A version of the Golden Driller was originally built in 1952 by the Mid-Continent Supply Company of Fort Worth as a temporary feature of the International Petroleum Exposition. Six years later, one was erected again for the 1959 show. Due to the positive attention it attracted, the company donated the statue to the Tulsa County Fairgrounds Trust Authority which had it anatomically redesigned  and permanently installed in front of the Tulsa Expo Center for the 1966 International Petroleum Exposition. The statue's right hand rests on an oil derrick which had been moved from a depleted oil field in Seminole, Oklahoma.
An inscription at the base of the statue reads: "The Golden Driller, a symbol of the International Petroleum Exposition. Dedicated to the men of the petroleum industry who by their vision and daring have created from God's abundance a better life for mankind."
In 1979, the Golden Driller was adopted by the Oklahoma Legislature as the state monument.
As part of an online promotional contest sponsored by Kimberly-Clark in October 2006, the Golden Driller was named the grand prize as a top ten "quirkiest destination" in the United States, winning its nominator a $90,000 international vacation for two.
His stats are said to include: Belt size - 48 ft in circumference, Shoe size- 393DDD, and Hat size - 112 hard hat. His belt originally read "MID-CONTINENT", but was changed in 1979 to the current buckle that says "TULSA".
- "Expo Square History". ExpoSquare.com. Archived from the original on December 22, 2007. Retrieved January 17, 2006.
- Michael A. Martin (2002). Oklahoma: The Sooner State. World Almanac Library. p. 7. ISBN 978-0-8368-5142-7.
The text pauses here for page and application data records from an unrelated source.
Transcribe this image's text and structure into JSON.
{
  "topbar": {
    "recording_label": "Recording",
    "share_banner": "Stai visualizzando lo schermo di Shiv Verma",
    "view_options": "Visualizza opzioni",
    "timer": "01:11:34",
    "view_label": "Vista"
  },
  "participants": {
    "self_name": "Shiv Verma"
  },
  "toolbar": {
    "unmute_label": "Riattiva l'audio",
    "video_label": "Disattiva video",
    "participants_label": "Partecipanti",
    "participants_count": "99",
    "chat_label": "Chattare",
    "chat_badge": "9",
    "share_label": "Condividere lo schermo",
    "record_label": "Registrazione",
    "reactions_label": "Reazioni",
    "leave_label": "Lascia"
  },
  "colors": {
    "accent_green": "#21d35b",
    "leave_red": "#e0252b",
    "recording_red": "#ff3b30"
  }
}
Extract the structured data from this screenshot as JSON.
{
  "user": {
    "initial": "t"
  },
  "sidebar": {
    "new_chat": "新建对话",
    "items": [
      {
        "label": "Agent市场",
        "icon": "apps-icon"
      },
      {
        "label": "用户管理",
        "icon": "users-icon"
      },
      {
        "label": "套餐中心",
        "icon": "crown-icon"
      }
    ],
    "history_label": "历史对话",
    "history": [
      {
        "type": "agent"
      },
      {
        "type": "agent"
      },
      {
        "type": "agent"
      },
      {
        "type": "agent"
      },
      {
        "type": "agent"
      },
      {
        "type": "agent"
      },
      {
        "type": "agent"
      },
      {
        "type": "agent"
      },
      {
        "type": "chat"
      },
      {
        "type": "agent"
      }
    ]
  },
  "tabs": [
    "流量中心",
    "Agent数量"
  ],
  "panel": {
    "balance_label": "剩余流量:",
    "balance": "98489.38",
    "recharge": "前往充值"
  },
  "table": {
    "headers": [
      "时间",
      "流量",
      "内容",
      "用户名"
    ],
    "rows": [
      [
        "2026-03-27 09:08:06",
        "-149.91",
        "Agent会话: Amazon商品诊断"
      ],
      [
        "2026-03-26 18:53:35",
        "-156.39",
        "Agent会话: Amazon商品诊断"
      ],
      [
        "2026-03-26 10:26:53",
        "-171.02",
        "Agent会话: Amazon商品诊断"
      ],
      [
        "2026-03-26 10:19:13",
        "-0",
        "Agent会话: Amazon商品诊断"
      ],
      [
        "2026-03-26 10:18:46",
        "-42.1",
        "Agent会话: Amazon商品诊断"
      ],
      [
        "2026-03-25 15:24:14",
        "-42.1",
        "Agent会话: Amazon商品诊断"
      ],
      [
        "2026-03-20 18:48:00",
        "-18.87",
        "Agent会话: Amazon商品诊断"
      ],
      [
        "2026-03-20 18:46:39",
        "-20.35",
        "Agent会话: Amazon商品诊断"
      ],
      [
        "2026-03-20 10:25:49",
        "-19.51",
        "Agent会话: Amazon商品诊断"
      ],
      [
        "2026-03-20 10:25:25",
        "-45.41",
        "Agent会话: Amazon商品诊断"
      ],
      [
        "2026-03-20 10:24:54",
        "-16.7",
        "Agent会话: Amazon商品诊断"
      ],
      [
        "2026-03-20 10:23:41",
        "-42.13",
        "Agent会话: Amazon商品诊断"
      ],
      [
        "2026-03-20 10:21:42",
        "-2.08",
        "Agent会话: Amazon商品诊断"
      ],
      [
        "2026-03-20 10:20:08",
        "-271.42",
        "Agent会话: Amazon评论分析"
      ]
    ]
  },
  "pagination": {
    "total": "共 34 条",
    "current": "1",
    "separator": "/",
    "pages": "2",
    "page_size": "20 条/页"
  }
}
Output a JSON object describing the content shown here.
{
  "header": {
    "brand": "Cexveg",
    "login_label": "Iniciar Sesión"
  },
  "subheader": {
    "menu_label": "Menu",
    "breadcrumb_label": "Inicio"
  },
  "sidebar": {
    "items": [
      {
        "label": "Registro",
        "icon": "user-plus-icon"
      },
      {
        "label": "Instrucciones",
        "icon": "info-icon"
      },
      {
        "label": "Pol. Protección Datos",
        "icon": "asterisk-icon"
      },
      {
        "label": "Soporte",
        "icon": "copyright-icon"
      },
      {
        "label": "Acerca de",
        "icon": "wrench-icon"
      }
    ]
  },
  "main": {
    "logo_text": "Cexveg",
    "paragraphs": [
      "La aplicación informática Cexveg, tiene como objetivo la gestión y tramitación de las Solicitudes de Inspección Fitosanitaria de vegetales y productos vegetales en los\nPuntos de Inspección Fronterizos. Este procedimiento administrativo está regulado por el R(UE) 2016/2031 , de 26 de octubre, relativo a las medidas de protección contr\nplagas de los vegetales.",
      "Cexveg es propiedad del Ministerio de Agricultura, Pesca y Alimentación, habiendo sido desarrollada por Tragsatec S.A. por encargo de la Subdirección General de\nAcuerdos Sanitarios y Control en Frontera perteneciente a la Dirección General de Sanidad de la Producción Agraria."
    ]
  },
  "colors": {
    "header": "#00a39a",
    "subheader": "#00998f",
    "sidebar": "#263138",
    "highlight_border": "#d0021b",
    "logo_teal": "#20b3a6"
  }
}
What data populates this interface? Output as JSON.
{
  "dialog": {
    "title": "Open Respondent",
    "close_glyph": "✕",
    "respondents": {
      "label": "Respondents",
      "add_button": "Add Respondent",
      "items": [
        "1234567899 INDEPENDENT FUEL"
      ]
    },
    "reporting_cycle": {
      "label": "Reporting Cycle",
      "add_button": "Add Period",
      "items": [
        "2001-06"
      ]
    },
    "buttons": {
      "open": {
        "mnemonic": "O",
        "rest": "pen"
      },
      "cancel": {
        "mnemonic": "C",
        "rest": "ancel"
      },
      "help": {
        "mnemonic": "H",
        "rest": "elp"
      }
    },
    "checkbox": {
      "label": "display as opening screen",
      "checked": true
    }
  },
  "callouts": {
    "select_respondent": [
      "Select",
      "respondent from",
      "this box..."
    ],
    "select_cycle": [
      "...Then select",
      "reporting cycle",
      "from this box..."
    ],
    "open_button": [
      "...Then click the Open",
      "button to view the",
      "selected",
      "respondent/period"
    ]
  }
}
- "Tulsa's Golden Driller Honored". KOTV.com. Archived from the original on September 27, 2007. Retrieved October 25, 2006.